'Where both the transferor and the transferee were in equal fraud in carrying out the transfer to defraud the creditors of the transferor and the fraud contemplated has been carried out but the possession remains with the transferor, in a suit by transferee for possession, it is open to the transferor to plead fraud end the absence of consideration.
In such a case there can be no question of estoppel for the obvious reason that the fraud in question was agreed to by both the parties and both parties have assisted each other in carrying out She fraud. When it is said that a person cannot plead his own fraud it really means that a person cannot be permitted to go to a Court of Law to seek for its assistance and yet base his claim for the Court's assistance on the ground of his fraud.

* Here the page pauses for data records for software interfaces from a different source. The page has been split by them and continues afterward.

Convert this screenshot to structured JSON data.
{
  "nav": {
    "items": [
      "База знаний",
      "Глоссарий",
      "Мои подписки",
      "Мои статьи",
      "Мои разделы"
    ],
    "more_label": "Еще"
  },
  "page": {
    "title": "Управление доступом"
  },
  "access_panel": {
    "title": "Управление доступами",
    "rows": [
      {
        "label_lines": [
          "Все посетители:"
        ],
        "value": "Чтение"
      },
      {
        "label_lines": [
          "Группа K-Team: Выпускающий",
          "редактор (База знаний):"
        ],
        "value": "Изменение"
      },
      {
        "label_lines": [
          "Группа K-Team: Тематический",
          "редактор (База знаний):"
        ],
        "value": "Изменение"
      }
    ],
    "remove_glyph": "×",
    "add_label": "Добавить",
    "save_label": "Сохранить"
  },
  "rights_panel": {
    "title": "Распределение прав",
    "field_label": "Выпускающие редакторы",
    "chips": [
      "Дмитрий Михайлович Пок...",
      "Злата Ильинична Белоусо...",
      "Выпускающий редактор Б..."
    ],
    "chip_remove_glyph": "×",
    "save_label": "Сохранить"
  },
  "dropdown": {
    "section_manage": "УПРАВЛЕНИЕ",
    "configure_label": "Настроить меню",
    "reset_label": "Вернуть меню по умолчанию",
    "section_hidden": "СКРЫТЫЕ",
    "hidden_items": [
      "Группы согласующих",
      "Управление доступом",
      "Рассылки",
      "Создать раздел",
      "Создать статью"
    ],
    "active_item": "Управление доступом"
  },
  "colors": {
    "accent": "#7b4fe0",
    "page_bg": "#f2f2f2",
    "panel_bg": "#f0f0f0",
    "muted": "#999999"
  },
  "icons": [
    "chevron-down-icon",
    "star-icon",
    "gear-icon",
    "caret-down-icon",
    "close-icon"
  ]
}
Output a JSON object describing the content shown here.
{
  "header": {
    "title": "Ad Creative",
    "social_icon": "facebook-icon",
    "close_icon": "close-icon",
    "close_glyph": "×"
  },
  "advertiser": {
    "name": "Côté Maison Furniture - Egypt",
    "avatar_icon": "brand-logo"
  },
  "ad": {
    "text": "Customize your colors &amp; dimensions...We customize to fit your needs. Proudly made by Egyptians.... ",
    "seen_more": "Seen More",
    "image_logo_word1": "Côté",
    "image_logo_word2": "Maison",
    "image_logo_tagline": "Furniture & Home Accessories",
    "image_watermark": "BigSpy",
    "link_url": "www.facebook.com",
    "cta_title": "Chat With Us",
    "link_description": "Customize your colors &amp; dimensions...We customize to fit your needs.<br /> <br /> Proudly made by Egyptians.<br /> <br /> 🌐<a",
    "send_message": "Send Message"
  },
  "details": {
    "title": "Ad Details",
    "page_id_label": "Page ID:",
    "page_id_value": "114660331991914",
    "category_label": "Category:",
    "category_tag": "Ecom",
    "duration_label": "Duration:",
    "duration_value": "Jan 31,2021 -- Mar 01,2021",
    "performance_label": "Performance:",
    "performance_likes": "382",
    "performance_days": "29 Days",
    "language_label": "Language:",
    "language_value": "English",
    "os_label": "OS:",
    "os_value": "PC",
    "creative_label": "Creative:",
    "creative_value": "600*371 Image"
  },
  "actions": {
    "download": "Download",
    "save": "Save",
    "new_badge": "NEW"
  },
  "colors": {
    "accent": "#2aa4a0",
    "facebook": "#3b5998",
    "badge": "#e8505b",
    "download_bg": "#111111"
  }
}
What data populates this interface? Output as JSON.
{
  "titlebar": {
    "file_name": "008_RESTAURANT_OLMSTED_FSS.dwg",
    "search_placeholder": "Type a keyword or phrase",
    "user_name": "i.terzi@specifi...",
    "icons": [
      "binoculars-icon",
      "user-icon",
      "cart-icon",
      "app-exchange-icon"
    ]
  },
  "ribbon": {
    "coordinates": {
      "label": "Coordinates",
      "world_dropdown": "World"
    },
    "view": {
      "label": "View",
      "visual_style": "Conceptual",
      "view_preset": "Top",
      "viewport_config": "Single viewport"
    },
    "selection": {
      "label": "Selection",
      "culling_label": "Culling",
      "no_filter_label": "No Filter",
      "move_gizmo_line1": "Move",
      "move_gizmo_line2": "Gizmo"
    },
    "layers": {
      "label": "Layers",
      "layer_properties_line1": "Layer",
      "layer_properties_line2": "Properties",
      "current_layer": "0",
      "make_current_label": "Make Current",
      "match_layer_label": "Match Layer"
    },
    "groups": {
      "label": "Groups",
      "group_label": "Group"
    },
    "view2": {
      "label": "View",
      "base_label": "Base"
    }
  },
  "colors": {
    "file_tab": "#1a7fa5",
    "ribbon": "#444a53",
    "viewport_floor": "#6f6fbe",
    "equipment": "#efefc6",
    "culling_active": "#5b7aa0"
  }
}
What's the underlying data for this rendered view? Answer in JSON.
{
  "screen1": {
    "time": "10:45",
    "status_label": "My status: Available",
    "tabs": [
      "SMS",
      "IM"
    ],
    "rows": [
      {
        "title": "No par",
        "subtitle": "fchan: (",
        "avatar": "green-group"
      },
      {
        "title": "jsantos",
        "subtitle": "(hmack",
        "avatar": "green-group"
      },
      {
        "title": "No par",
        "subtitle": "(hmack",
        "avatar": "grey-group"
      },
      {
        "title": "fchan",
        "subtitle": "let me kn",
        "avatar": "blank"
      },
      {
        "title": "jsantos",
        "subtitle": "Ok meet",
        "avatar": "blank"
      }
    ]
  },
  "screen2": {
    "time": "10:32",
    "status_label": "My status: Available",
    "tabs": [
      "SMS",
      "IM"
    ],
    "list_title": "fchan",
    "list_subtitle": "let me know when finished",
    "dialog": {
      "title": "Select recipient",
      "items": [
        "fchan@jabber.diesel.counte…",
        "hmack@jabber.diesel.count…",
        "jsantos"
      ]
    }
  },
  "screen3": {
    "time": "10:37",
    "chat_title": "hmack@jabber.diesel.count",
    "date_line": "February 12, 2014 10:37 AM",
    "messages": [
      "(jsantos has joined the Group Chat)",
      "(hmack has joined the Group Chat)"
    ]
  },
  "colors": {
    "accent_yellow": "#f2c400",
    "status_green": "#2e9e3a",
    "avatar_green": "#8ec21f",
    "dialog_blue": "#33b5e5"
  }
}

In considering which of the conflicting maxim. ............... should be applied, the approach of the Court must be conditioned solely by considerations of public policy.
In this case the paramount consideration of public interest requires that the plea of fraud should be allowed to be raised and tried, and if it is upheld the estate should be allowed to remain where it rests. The adoption of this course is less injurious to public interest than the alternative course of giving effect to a fraudulent',
6. Whether or not the principle underlying the above decision will apply to the present case is to depend on the finding of the trial Court after both the parties would have led evidence on the issues which have been framed in the suit. But I have no doubt in my mind that in view of the pleadings of the defendant in the present case he is not estopped from leading evidence to show, that the sale deed and the rent note are fictitious documents which were executed as & result of collusion between the plaintiff and the defendant to defraud the creditors of the latter.
7. The revision application is accordingly allowed the finding of the learned Munsif on issue No. 5 is set aside and the issue is decided in favour of the defendant,
8. In the circumstances of the case I leave the parties to bear their own costs of this revision application. The stay order passed in the case is vacated. Let the record be sent to the trial Court immediately with a direction that the suit shall be disposed of expeditiously.